This entire story takes place in a coffin. From start to finish with no flashbacks or anything. With that said, this script is awesome!
- Being only 79 pages this script is short and fast paced.
- This script is exciting and entertaining! Once I started reading I was sucked in and didn’t stop turning pages until the end.
- There is one part in the script where I almost had to stop reading. It made me squirm and I loved every minute of it.
- The ending was awesome!
- This movie is really unique and proves that locations do not matter if you can tell a good story.
- Paul is running out of oxygen in the coffin. Then he lights a candle. Fire burns O2. This bothered me.
- The script was great, but I’m not sure if an audience is going to be able to watch a dark coffin for an hour and a half.
This script is amazing, short, exciting, unique, entertaining, and the movie will star Ryan Reynolds. One thing I learned from this script is that story is really the only thing that matters. This whole script takes place in a coffin. One actor. One location. If anything, this script is a perfect exercise on relying on story alone. Why don’t you try and write an engaging script with one location. You think you can do it?
(UPDATE: Apparently the script over at script shadow was taken down. Sorry folks.)
Written by: Elan Mastai
Based on the Play “Thoothpaste and Cigars” by T.J. Dawe and Michael Rinaldi.
Draft Dated: November 28, 2007.
So last night I went to my pile of unread scripts and picked out The F-Word. This movie is basically an R-rated semi-romantic comedy. Wallace and Chantry meet and fall in love. Chantry has a boyfriend, so Wallace is stuck in shitty friend-zone. Chantry has to figure out if she wants to stay with her boyfriend or go with Wallace. Wallace has to figure out a way to show Chantry how he feels about her, without possibly ruining their friendship forever.

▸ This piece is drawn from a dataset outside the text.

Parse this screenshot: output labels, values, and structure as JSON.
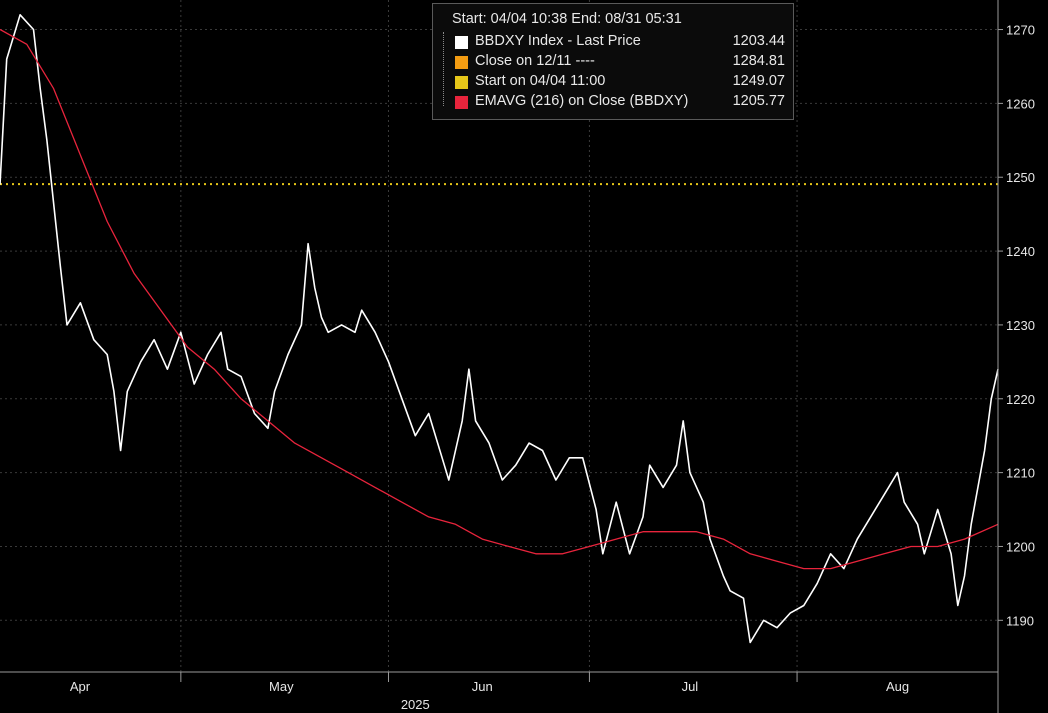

Romantic Comedies aren’t usually my thing. The reason I read this script was because I knew it was a comedy, and it was called The F-Word. I love the F-Word. I think it’s one of the best words. Little did I know, this F-word was FRIEND. I will not review the entire script, because why would you read it if I told you what happens? Instead I will list what I liked and did not like about it.
- First off you will notice that the script is written well and reads easy. You can really visualize what is taking place. The characters are dynamic and actually take on personalities of their own…which is what they’re supposed to do.
- Some parts of this script are actually funny! I found myself literally laughing out loud while reading!
- You really feel for the characters, each in their own personal predicament. Half way through the script I actually found myself wanting to know what happens at the end. The story and characters drove me forward.
- The first thing I really didn’t like about this script were these weird animated “dream” sequences that happen. For some reason it really took me out of the story. I actually found myself subconsciously speed reading through these parts.
- There is one scene in the script were Wallace is really determined to do something. A bunch of bad things start happening to him all at once. Mustard is shot on his shirt — he keeps going — a rain cloud forms above his head and rains on him – he keeps going….etc. It’s really dumb. This whole movie has well written witty comedic dialogue, so why screw it up with really cheesy comedy? I don’t know. It doesn’t work for me.
It’s a script worth reading. I would suggest it to anyone who likes comedy (Who doesn’t?). The characters are great, the story’s compelling, and it’s funny.